Lila loves music, and though she had never experienced Israeli dancing before, how could she not enjoy it? Music moves her. Whenever Mozart or mariachi music plays, she claps and wiggles along, her radiant smile beaming. So on Wednesday afternoon, my pint-sized travel companion and I set out for GIL. We navigated foreign tram lines, crossing much of the city until we arrived in “The Ghetto,” the nice residential area where many of the city’s Jews live. For context, Geneva has a population of nearly 200,000; GIL’s outreach director told me that around 6,000 are Jewish, with approximately two-thirds identifying as traditional (Orthodox or ultra-Orthodox) and one-third as progressive (Reform). A local Jew told me that there isn’t much anti-Semitism, but explained that Genevan Jews know they can’t “brag” about their Judaism. She also noted GIL’s reasonably serious security, which she described as “a must.”

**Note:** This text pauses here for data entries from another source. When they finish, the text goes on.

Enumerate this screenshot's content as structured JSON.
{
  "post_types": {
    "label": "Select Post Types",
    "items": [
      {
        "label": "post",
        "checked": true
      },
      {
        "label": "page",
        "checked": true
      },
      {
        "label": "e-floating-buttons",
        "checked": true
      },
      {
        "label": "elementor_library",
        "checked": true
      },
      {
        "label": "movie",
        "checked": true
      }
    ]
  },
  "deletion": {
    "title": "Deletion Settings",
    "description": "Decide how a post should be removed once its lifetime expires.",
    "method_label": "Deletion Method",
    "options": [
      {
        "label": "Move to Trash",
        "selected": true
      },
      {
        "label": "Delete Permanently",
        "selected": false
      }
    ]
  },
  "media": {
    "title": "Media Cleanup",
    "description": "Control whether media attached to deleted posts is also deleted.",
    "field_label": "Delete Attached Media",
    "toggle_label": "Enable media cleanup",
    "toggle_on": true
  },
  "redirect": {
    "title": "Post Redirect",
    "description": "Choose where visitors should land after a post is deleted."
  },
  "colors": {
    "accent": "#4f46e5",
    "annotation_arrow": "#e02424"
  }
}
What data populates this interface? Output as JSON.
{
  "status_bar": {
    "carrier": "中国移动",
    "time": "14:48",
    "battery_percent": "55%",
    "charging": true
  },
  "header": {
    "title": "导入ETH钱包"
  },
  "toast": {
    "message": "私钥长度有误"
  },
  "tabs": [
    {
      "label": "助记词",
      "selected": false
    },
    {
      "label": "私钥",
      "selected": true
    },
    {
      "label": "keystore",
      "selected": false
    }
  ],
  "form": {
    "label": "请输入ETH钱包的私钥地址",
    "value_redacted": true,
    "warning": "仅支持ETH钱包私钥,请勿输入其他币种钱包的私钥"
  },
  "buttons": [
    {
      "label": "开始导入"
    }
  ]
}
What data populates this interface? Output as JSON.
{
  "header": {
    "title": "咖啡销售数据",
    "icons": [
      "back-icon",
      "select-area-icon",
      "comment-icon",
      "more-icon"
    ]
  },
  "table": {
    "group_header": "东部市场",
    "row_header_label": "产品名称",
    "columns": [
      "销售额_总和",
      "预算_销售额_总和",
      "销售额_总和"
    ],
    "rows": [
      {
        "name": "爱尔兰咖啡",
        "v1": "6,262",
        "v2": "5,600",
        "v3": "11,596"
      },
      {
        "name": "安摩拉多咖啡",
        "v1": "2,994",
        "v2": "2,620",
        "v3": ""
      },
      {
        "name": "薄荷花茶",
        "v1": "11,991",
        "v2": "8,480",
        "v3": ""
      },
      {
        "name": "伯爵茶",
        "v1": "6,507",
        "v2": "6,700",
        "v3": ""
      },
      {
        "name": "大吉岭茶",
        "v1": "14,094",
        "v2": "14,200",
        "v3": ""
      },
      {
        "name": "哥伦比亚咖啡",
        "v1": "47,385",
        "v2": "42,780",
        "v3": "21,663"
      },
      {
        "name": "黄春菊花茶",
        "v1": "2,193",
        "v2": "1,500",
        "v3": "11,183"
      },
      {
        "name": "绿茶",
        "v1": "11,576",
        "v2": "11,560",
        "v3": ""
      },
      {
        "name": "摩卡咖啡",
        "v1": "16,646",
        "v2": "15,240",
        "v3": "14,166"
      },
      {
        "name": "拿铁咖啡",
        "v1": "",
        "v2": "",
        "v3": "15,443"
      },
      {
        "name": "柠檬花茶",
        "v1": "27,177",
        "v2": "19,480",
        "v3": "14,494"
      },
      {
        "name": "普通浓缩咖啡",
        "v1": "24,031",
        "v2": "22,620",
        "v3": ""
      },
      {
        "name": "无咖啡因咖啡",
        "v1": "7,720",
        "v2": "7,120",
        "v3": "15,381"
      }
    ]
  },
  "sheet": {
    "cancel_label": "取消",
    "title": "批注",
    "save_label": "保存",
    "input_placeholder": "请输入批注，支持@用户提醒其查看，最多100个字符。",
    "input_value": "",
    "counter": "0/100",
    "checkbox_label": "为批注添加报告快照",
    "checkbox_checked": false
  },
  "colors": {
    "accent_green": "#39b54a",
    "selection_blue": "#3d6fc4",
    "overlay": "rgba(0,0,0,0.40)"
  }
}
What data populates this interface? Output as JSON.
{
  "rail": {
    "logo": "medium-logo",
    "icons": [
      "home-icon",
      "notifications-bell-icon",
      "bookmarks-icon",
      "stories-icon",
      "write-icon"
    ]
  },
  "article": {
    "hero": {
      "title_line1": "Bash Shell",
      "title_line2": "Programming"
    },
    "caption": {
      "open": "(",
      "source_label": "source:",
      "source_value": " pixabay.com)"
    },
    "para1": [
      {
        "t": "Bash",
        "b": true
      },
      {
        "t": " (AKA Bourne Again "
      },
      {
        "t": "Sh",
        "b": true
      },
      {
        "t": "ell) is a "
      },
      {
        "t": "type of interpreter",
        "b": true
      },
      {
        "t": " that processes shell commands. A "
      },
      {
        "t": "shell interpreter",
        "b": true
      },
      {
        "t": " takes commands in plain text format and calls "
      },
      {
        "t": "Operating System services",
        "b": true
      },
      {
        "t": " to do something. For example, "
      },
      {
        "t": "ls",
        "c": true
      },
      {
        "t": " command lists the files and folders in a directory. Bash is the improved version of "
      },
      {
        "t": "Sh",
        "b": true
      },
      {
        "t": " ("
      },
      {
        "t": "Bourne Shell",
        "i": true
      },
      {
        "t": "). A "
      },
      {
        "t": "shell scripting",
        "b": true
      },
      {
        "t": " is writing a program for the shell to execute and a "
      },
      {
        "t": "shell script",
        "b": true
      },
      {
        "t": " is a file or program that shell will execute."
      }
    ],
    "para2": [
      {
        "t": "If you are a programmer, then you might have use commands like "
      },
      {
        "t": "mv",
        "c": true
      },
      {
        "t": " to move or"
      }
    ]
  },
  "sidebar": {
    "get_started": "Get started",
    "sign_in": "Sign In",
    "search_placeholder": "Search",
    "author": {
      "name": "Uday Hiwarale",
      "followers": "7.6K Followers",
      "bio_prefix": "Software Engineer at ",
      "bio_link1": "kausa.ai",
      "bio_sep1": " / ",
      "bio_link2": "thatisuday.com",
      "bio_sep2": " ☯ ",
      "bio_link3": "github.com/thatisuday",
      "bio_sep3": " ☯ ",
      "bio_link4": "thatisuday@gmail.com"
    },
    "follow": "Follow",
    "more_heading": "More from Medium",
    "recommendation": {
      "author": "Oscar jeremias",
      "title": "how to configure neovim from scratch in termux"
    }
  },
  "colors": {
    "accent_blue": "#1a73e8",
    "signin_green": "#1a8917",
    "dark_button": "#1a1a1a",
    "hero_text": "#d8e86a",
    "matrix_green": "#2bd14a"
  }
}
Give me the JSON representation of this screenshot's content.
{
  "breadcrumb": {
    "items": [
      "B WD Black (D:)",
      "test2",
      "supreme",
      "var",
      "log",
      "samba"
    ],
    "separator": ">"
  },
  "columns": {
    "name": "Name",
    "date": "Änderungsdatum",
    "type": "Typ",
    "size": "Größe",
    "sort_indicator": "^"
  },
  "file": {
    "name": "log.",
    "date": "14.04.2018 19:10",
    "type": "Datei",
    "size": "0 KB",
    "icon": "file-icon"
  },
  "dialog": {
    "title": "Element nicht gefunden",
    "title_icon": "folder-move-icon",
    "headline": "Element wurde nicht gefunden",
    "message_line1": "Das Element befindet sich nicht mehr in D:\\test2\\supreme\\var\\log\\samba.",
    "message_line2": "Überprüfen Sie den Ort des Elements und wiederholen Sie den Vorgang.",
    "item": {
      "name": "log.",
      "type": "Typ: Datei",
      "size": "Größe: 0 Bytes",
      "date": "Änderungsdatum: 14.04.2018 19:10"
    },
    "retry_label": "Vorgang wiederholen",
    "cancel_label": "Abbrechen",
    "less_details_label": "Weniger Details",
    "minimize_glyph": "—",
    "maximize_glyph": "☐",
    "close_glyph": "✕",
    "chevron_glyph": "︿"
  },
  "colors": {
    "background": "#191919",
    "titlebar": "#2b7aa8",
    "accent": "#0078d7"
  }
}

Lila and I arrived at GIL late and quickly joined six other local women who were there for the dance class, five of whom were mothers with older children, the sixth being younger and single. In GIL’s open and airy common space, the Israeli-born teacher demonstrated complicated steps to a number of dances, including the fast-paced “Na’aleh Yerushalaim” (“Let’s Go Up to Jerusalem”) and “Lo Ahavti Dai” (“I Haven’t Loved Enough”), which I actually remembered learning in seventh grade. The teacher taught the class in French but explained the steps to me in Hebrew and some English. Still, I studied her feet closely and learned to decipher various French words (like if gauche was left, droite meant right). It was a lot to follow in three languages, not to mention remember, but once the music started, everything clicked. Amazingly, my body knew all of the steps. All the while, Lila contentedly observed the scene from her ERGObaby carrier, watching me bounce and sway through each dance move. I could tell she relished the sashays and the jumps, and several women remarked on her lit-up face.
That afternoon was special, because it symbolized a microcosm of home for me. In Geneva, it was impossible to forget that I was in a foreign country. There were unfamiliar sights and sounds, Swiss Francs, and French spoken everywhere. But meeting members of the local Jewish community, hearing Hebrew and dancing to Zionist songs I hadn’t heard since sleep-away camp made me feel like less of an outsider. Here were people who shared my interests and cultural heritage.
Geneva feels very international in certain ways — indeed, it’s home to the United Nations and World Trade Organization. But it doesn’t feel particularly Jewish. It’s nothing like New York, so for a visiting Jew, it’s easy to wonder if you’re the only one there. In Geneva, the closest kosher supermarket is in France, the main grocery chain markets challah as “butter bread,” and as a dark haired Jew you’re likely to be mistaken for a Spaniard. But if this trip proved one thing, it’s that for me, home can be wherever the Hebrew is.